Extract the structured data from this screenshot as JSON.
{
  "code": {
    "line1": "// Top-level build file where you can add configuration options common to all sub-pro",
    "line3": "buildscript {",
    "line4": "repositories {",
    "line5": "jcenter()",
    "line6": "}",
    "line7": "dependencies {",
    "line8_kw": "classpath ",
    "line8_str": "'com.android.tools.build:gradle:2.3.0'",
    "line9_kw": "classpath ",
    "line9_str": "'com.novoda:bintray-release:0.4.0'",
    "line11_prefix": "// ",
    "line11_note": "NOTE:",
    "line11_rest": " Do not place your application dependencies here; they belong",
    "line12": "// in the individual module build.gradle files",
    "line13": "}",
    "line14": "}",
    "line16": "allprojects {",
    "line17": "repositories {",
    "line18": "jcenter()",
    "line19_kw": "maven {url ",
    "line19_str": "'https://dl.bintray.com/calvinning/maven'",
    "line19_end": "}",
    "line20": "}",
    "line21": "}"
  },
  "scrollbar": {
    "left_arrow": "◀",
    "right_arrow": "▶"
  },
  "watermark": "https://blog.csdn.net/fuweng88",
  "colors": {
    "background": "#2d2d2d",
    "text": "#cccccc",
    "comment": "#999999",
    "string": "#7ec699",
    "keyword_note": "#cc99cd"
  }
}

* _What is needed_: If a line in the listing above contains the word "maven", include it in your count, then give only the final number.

* _Response box_: 2